Vanderhoven, that is the strangest "defense" of the Bible.
Basically, instead of addressing the issue of men raping women and then marrying them, it sidetracks with the use of words in the instance of Potiphar's wife and Joseph, then simply declares "Nonetheless, the claim......is incorrect."
Especially in Bible times, but still so- rapists are generally men. And to suggest a softening of the meaning centuries later is just reinventing what the Bible says. It was clear that if the woman was "engaged," she should have saved herself by crying out, so the Bible refers to rape and the people who read it back then knew that.
The Bible doesn't declare that people should stone a rapist (or otherwise kill him) unless she belongs to another man. The Bible tries to imply that the rapist is accountable for what he did. That means, he is stuck with the woman he raped. So that is written from a man's point of view- a man who understood the law not only allowed rape, but institutionalized it. If you want an unengaged woman, rape her and she is yours, especially if she did not cry out and doesn't want to be put to death.

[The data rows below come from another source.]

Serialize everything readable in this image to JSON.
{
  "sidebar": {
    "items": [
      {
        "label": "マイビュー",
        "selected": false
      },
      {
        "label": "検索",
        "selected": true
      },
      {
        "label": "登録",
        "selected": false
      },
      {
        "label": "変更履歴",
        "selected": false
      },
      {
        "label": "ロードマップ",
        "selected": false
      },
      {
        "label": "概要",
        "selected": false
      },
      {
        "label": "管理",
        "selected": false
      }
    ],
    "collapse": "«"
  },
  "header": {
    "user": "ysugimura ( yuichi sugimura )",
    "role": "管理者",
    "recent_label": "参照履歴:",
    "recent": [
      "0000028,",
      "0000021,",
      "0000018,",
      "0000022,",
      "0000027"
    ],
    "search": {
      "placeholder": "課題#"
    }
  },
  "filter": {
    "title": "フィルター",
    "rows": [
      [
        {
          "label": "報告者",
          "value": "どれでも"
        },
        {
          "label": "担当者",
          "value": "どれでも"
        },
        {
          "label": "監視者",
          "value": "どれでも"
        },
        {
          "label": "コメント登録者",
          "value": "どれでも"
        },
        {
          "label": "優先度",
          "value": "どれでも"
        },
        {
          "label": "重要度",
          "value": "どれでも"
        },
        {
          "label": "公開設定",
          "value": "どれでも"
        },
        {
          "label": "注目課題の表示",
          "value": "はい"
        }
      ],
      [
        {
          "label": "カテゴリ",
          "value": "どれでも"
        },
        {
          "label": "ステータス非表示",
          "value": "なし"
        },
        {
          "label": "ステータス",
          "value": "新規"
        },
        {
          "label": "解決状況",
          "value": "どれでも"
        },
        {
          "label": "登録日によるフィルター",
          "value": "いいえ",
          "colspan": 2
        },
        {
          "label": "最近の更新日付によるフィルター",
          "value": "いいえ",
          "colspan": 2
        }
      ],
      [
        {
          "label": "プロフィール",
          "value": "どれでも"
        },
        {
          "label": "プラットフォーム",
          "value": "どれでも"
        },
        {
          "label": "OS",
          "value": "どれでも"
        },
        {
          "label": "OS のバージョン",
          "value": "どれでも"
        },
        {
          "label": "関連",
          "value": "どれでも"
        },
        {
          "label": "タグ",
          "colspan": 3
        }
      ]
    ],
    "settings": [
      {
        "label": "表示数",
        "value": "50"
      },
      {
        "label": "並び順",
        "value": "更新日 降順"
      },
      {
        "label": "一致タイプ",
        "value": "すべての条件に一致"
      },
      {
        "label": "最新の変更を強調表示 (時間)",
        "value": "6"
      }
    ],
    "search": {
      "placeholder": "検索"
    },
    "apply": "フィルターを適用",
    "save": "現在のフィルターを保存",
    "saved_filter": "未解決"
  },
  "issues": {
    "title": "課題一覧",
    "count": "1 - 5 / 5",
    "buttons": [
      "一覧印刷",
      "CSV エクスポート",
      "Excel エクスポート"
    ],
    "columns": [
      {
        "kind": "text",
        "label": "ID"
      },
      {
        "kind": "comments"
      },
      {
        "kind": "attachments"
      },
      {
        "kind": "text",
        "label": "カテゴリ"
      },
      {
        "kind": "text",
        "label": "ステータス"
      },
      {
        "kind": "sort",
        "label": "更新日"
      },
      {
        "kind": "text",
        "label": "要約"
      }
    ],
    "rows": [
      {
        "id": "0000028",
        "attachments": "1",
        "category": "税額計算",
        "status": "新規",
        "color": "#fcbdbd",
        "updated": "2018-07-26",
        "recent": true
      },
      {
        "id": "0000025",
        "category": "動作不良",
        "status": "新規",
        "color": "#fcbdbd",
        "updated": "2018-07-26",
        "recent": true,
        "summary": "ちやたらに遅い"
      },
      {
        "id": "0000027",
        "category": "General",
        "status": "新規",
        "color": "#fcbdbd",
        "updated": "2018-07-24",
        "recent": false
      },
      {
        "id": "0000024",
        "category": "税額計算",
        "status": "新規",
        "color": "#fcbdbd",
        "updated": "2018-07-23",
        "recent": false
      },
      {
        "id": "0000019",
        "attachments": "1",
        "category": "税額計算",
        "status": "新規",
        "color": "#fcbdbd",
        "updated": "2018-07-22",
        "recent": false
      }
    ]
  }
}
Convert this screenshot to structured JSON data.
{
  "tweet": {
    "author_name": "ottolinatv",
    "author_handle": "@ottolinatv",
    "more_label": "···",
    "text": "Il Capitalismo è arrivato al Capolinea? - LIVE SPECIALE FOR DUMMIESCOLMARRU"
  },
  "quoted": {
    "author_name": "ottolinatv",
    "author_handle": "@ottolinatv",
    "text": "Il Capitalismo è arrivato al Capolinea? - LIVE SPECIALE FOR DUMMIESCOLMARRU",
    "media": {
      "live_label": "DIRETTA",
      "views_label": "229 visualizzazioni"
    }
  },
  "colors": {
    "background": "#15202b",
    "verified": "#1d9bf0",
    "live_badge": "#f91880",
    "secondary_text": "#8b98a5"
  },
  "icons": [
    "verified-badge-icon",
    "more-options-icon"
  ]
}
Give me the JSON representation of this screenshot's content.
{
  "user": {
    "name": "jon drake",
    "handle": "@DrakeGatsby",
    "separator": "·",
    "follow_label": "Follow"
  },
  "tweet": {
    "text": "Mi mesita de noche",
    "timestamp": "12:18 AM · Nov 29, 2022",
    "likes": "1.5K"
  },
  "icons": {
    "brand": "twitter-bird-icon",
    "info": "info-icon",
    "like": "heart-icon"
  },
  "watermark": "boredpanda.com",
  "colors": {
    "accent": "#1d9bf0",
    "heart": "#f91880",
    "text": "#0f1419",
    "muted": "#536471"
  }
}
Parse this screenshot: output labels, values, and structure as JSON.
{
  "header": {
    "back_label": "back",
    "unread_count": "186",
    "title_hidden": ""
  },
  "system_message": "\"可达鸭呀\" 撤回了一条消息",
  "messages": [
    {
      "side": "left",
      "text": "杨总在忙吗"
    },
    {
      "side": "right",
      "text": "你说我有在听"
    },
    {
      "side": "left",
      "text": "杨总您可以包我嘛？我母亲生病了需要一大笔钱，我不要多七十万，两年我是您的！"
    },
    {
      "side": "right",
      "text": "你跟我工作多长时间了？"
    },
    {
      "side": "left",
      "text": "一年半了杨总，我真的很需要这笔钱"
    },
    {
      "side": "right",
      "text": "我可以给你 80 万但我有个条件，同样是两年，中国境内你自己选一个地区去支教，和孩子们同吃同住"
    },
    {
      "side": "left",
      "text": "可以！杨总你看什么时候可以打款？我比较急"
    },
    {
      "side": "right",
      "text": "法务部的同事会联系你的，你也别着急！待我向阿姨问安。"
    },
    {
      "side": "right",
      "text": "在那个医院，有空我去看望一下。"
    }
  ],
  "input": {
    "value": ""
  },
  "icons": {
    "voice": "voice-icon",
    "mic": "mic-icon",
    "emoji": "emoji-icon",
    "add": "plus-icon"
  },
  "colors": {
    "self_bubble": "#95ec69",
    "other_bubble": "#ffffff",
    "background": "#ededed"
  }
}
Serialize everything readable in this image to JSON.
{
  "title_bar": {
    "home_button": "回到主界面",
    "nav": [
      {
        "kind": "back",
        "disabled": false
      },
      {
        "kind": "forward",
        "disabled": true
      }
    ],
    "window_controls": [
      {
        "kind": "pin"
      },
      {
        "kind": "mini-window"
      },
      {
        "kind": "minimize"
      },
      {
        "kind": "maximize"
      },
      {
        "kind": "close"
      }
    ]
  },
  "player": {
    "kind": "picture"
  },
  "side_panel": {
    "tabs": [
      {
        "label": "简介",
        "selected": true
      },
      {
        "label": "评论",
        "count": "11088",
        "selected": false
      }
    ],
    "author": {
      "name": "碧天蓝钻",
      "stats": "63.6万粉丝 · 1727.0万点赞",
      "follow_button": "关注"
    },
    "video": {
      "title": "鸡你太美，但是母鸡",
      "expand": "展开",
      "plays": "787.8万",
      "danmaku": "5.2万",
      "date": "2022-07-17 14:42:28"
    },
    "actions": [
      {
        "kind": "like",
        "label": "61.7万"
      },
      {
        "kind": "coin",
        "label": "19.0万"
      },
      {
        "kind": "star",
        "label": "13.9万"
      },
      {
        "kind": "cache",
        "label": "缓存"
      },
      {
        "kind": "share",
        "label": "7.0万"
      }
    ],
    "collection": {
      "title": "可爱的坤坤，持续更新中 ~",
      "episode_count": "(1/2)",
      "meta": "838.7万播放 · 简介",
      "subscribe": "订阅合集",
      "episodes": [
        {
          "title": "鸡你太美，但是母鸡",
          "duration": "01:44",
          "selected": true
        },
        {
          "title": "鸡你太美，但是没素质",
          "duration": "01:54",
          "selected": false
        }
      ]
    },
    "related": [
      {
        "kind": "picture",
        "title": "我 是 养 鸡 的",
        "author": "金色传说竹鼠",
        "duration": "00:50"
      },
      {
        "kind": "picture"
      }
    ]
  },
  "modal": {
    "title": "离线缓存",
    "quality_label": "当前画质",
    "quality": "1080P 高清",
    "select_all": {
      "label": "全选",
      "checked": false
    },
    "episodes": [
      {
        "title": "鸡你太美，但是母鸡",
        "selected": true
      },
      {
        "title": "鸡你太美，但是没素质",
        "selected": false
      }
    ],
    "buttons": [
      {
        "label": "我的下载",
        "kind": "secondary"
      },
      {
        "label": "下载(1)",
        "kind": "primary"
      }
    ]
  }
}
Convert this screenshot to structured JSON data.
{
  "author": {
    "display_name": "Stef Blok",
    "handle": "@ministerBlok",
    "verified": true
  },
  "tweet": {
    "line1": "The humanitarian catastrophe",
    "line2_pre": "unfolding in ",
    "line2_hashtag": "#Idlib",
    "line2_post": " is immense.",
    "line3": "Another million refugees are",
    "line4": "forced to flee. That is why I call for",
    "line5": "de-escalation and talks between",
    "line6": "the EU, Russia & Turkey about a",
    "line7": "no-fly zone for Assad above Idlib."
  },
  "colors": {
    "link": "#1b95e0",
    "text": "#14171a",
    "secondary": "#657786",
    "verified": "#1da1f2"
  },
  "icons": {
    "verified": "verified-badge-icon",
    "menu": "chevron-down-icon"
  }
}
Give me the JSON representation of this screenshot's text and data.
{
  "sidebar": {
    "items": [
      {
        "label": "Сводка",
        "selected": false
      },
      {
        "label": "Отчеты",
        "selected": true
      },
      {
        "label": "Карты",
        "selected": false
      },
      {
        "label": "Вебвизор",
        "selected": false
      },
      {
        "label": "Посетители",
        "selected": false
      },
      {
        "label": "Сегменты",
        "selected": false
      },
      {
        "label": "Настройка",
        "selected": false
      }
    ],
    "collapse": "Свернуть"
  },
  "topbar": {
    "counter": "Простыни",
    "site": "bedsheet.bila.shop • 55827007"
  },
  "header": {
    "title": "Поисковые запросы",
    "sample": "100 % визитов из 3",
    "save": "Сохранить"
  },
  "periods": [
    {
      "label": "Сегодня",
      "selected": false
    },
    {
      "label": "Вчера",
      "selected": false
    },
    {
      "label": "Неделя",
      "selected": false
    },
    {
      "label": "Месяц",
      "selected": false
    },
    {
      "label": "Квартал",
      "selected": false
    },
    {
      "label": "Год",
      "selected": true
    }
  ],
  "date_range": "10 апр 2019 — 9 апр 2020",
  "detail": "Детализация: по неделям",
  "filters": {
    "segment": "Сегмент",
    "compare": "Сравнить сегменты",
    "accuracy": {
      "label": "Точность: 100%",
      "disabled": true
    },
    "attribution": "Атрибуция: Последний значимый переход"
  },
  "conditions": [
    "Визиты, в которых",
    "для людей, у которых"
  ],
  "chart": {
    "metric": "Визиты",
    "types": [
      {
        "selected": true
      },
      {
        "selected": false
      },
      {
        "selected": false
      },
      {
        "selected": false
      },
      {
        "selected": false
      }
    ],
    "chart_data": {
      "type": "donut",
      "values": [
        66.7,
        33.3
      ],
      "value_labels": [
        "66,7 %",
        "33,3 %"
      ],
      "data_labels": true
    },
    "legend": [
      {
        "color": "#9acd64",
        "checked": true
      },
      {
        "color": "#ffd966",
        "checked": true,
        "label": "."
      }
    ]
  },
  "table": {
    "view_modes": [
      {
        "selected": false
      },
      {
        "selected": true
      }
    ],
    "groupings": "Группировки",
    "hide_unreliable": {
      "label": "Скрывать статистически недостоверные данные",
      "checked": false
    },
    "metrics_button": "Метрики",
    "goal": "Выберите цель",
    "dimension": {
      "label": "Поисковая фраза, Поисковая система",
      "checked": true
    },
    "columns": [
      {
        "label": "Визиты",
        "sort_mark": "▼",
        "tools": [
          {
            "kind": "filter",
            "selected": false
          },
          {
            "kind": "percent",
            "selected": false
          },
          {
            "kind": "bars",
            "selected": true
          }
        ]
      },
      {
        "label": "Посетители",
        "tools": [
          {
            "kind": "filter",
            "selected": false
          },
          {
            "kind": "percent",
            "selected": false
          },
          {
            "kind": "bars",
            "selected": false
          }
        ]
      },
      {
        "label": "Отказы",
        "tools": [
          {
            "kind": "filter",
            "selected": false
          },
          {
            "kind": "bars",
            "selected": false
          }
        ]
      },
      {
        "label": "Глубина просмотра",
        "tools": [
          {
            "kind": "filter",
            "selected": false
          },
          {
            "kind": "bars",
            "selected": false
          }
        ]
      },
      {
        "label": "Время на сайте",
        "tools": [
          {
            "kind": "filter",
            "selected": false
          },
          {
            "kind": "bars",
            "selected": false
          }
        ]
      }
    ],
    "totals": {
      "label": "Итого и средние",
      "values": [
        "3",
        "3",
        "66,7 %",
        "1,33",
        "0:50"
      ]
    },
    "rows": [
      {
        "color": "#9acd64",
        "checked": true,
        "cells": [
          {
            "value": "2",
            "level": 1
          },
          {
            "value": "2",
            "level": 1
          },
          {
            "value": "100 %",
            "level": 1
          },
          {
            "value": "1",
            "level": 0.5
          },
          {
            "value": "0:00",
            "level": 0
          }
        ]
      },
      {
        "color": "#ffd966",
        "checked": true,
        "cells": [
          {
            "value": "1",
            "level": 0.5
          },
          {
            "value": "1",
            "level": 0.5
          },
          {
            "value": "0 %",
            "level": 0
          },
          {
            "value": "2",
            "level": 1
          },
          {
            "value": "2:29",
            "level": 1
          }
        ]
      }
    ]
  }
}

And really, when we talk about women in the Bible being forced to marry their rapist, we are primarily thinking about men who have killed her parents in some kind of warfare, and then the man takes the child as a wife, giving the non-Jew no choice in the matter- hence rape takes place. Women were just property, valuable for sex and doing housework.